by Janis Patterson
I envy and am astonished at those people who can write with small children around – or big children, for that matter. How do they concentrate?
I am fortunate enough to be able to work at home in my own office, but always accompanied by our furbabies – one demanding cat and one prissy diva of a little dog. They are both rescues from horrific situations (curses be forever on the heads of those who abuse animals!) and though both our furbabies have been with us for several years they still bear the psychic scars.
In the everlasting attempt to be able to concentrate uninterrupted on my writing, I tried locking them in their rooms. (Yes, they each have their own, generally better furnished than The Husband’s and mine.) Ours is a reasonably large house, but totally insufficient to block the chorus of demanding barks, aggrieved howls and pathetic whimpers engendered by such obviously unjust incarceration. I doubt if Blenheim Palace would be large enough.
Failing that, I let them into my office, which though they enjoy it is not the best thing for me. Chloe the cat will sleep for hours, then demand to be taken into my lap just when I am trying to concentrate on a particularly difficult scene. ‘Demand’ is not a word I use lightly; a large cat, she stands on her hind legs and paws at my lap. (She was declawed when she came to us, but her little ‘fingers’ are incredibly strong. If she were not declawed I would be positively anemic from bloodloss…) If I don’t stop and take her up, she starts to sing the aggrieved song of her people at ear-splitting decibels. On the rare times that doesn’t work, she becomes more direct and simply bites me on the leg. Seldom hard enough to draw blood, but definitely hard enough to get my attention. Once ensconced on my lap, she takes offense if I go on typing; she wants all the attention.
Now Mindy Moo the dog will sleep though all this, until I pick up the cat; then suddenly the cat is trespassing on Her Mommy, and she makes her displeasure known. I have to divide Lap Time equally between them, which can be vexing, as I can only hold one of them at a time. As Mindy Moo is a terrier (I say she is half terrier mix and half pure diva) she is most decided about her wants. Any attempts to train her have gone unfulfilled by the wayside – with two exceptions. She does use her pee-pads. We don’t dare let her out, as we have both coyotes and red-tailed hawks in our neighborhood and at ten pounds she would be a tasty morsel for either. She also has made a fine art of obeying to ‘sit’ and ‘ask’ and getting a treat for doing so. Anything else – hah!

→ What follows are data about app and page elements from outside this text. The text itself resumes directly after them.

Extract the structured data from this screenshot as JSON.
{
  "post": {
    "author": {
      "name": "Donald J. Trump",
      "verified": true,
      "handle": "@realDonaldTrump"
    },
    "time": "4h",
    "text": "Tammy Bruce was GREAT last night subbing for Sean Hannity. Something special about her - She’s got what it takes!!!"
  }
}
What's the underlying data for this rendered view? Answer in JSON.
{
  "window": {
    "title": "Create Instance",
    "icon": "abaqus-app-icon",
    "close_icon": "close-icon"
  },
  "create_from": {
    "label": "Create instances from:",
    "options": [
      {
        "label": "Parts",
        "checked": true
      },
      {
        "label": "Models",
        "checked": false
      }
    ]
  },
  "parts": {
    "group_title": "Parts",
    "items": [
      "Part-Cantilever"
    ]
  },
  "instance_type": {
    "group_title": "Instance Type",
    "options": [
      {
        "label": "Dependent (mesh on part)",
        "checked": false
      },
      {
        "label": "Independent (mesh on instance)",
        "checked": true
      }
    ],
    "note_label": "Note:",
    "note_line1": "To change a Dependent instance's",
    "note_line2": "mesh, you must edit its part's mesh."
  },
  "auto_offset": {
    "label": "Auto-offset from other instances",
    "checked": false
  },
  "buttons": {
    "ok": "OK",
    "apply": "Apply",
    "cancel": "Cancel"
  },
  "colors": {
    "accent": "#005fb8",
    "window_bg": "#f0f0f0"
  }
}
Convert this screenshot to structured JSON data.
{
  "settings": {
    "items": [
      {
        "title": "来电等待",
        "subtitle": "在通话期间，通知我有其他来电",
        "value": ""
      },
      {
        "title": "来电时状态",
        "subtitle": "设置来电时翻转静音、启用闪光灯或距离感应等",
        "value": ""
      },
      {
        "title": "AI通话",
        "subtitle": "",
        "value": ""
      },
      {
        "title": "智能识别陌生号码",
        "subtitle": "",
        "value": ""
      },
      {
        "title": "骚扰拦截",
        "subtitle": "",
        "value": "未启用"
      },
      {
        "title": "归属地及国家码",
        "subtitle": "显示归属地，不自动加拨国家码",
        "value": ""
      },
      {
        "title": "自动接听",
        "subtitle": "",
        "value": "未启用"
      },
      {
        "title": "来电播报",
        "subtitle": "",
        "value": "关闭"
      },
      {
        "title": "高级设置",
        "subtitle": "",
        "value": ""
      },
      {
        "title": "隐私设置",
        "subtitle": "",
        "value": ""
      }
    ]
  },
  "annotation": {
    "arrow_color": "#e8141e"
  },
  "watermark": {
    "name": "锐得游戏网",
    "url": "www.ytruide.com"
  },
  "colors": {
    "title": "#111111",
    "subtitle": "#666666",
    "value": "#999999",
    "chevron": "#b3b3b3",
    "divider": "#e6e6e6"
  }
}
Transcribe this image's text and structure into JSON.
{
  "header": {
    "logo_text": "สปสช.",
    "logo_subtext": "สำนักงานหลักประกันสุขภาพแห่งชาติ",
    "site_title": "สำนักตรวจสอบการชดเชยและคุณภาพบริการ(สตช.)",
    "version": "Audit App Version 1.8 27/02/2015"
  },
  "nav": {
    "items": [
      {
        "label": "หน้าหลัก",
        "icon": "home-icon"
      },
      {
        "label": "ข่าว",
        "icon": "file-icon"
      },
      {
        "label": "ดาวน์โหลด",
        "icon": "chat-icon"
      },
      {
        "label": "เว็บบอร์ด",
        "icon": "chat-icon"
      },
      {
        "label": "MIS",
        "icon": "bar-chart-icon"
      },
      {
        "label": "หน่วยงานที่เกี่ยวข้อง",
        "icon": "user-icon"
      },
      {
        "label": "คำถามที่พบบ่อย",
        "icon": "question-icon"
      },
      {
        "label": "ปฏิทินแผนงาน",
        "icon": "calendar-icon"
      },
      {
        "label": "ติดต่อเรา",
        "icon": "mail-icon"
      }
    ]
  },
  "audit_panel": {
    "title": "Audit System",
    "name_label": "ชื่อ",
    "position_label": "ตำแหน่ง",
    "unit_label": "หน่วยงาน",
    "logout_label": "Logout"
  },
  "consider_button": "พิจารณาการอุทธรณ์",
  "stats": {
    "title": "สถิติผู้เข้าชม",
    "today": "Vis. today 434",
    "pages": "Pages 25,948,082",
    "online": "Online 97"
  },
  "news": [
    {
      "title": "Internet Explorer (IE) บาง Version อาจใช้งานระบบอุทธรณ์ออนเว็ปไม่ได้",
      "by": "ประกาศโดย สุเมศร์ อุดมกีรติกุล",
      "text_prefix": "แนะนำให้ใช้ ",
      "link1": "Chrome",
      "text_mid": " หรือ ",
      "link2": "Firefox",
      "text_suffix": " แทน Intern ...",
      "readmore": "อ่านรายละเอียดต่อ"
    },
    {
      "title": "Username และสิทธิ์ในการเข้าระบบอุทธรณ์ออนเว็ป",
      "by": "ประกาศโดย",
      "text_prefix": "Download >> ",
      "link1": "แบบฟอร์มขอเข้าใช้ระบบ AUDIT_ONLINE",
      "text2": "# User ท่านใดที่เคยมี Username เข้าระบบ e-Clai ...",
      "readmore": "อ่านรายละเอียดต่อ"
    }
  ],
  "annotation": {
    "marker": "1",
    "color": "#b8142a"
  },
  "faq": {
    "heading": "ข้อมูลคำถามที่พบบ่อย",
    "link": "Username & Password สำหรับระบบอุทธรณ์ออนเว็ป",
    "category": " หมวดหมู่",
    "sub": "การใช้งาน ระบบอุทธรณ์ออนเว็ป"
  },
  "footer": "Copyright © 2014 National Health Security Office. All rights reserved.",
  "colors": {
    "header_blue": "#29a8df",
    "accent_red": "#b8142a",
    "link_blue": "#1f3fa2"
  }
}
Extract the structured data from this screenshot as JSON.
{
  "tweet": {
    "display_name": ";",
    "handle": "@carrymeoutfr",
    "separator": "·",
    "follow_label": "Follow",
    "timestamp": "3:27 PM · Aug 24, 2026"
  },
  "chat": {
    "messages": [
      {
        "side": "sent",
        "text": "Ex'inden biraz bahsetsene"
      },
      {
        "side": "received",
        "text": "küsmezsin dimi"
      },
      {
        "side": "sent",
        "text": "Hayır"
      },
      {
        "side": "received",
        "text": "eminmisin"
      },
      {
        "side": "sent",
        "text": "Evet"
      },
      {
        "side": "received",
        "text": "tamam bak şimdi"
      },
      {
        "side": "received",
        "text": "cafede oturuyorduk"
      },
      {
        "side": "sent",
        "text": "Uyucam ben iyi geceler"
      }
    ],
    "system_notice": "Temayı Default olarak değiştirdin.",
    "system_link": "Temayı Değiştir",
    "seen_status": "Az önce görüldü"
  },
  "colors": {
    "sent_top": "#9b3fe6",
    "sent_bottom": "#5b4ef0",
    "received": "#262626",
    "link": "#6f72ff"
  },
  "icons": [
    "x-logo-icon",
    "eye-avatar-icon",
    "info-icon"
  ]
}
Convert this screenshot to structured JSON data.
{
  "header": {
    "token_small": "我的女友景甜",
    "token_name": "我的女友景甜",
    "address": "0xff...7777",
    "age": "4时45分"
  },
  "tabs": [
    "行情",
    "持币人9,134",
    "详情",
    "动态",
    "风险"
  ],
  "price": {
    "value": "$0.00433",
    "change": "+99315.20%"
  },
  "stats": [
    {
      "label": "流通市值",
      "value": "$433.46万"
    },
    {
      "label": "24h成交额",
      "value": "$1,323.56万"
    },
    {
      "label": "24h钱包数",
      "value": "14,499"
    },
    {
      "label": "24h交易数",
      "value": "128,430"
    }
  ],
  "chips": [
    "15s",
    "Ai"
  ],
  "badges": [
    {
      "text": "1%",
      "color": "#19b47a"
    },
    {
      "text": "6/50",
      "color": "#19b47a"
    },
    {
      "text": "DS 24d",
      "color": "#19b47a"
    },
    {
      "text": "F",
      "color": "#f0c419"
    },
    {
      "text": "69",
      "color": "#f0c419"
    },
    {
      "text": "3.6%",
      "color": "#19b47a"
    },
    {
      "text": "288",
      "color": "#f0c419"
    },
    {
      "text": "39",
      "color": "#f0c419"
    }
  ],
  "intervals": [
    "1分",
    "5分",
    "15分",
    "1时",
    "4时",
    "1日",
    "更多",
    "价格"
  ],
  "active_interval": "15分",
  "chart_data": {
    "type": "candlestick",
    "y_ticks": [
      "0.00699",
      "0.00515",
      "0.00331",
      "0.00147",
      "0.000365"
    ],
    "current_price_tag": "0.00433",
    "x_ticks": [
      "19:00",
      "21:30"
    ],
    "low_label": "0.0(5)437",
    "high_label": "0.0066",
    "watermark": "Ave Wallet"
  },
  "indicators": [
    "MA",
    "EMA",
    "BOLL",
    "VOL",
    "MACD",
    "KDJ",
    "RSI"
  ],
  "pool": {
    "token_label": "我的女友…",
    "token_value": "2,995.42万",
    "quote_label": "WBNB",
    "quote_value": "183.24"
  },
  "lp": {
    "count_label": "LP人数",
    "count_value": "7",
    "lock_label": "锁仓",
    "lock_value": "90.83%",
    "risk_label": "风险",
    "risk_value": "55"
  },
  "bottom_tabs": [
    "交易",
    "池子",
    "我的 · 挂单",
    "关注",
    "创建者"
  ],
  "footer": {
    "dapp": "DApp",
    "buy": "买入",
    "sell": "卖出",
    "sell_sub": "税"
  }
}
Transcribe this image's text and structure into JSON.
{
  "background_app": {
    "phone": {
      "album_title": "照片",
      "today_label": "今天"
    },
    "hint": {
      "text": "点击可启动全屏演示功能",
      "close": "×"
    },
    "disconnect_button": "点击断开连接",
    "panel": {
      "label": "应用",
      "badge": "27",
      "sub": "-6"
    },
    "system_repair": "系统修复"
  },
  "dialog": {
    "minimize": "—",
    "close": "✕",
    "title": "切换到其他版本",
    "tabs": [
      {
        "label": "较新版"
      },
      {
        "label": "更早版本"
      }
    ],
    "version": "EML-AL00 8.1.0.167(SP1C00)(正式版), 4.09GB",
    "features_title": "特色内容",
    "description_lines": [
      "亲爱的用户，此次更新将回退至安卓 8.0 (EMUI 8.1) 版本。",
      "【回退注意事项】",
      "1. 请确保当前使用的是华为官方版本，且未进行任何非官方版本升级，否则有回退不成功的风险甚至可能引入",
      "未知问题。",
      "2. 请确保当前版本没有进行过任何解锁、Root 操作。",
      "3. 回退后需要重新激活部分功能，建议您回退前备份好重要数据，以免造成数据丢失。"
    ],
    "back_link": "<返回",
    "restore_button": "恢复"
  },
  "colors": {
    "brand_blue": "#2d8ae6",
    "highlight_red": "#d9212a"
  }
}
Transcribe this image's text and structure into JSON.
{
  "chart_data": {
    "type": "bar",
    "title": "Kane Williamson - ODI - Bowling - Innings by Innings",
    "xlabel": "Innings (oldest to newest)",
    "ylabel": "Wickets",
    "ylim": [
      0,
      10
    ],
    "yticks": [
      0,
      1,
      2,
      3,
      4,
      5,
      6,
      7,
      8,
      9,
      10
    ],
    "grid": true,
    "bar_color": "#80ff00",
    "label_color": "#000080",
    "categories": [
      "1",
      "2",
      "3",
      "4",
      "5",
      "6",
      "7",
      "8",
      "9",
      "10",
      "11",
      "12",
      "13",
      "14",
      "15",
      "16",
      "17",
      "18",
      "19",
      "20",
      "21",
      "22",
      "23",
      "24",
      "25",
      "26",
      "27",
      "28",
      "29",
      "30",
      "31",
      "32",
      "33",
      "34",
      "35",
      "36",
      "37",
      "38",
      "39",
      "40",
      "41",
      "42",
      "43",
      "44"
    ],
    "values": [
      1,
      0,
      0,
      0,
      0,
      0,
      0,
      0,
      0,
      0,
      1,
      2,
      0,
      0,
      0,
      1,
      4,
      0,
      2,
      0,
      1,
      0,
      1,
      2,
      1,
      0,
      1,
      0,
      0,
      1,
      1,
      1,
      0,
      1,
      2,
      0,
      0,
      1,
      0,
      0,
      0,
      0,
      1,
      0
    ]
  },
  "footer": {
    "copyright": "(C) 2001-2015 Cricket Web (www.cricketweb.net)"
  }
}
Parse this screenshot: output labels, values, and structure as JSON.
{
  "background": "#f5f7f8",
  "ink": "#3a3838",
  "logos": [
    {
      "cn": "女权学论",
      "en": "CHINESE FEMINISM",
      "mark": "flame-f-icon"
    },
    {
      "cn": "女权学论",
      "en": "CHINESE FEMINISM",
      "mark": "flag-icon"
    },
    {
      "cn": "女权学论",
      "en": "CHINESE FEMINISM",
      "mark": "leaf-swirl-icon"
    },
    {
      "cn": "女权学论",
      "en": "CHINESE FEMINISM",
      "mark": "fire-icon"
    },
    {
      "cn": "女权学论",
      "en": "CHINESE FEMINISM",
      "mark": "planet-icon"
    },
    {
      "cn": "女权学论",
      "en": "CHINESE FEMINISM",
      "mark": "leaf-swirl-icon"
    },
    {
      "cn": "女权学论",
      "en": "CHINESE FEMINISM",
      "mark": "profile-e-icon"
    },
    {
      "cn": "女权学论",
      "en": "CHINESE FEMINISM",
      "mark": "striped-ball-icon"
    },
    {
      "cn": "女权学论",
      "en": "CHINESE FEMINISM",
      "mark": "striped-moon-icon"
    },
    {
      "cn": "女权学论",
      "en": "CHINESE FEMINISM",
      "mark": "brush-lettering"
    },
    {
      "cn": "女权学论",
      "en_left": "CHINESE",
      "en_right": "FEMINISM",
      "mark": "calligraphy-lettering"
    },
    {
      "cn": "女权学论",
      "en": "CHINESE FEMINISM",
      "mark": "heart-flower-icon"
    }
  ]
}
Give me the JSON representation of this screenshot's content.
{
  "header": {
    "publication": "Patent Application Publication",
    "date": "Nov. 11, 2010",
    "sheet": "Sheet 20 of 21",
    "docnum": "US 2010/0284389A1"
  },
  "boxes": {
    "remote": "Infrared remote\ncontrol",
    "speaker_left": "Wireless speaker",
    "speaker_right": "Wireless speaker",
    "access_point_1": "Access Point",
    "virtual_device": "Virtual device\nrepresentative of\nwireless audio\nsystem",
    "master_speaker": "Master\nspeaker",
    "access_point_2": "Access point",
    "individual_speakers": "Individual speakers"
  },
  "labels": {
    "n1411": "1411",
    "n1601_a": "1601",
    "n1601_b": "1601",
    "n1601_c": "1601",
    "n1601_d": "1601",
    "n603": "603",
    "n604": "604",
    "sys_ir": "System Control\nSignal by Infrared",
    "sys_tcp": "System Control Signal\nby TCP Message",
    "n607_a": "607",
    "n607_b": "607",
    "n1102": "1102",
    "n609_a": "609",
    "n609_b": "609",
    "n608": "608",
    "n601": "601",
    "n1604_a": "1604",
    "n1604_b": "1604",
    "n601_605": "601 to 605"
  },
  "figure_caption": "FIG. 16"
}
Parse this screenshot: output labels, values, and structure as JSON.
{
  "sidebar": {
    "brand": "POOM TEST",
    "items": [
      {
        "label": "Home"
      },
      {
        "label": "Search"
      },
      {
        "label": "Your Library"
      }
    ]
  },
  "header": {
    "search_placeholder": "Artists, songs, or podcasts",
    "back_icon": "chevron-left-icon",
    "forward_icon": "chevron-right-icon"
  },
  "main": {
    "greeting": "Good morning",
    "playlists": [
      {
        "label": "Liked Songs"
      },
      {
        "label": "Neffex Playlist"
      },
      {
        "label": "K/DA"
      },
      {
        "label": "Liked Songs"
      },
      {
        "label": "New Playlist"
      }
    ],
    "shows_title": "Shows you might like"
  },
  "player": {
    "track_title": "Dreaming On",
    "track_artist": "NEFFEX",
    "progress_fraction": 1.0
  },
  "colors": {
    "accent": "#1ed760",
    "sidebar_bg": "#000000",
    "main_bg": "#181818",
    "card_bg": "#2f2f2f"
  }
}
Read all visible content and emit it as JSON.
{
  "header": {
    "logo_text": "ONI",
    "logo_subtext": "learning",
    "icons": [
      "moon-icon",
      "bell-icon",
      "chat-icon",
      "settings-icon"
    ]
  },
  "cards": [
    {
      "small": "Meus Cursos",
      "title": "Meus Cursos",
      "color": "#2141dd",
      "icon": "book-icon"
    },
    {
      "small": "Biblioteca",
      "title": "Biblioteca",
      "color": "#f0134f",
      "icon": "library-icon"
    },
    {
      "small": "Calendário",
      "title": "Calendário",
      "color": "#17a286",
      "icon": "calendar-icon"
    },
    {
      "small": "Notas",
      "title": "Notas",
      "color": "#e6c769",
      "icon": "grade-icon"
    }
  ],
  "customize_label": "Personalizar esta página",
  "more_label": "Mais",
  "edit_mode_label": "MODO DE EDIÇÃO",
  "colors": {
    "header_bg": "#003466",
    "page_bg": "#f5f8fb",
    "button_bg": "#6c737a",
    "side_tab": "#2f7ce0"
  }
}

What is most alarming for me – as a writer of mystery and occasionally horror – is that she will sleep quietly for hours, only to explode into frenzied barking and snarling without warning – usually when I am deep into an unnerving and/or frightening scene. Perhaps she just wants to make sure my heart is working properly. It hasn’t exploded yet, though sometimes I wonder why. Despite the dark places in my mind, though, it is useful to know that neither postman nor UPS man nor marauding moth can approach the front door without Mindy’s noisy alert. I really don’t know if she thinks she is protecting the house or if she regards the postman and UPS man as a sophisticated, self-ambulatory version of meals-on-wheels for dogs. The moths are probably just for fun.
However – I love them (most of the time) and the three of us can rub along together tolerably well. Again, most of the time. But I still am in awe of those who can write with children around. My hat is off to all of you!
(By the way, A KILLING AT EL KAB, a Janis Patterson mystery, and CURSE OF THE EXILE, a Janis Susan May Scottish Victorian Gothic Romance, are on sale for only $1.99 each at most major ebook outlets through 18 February)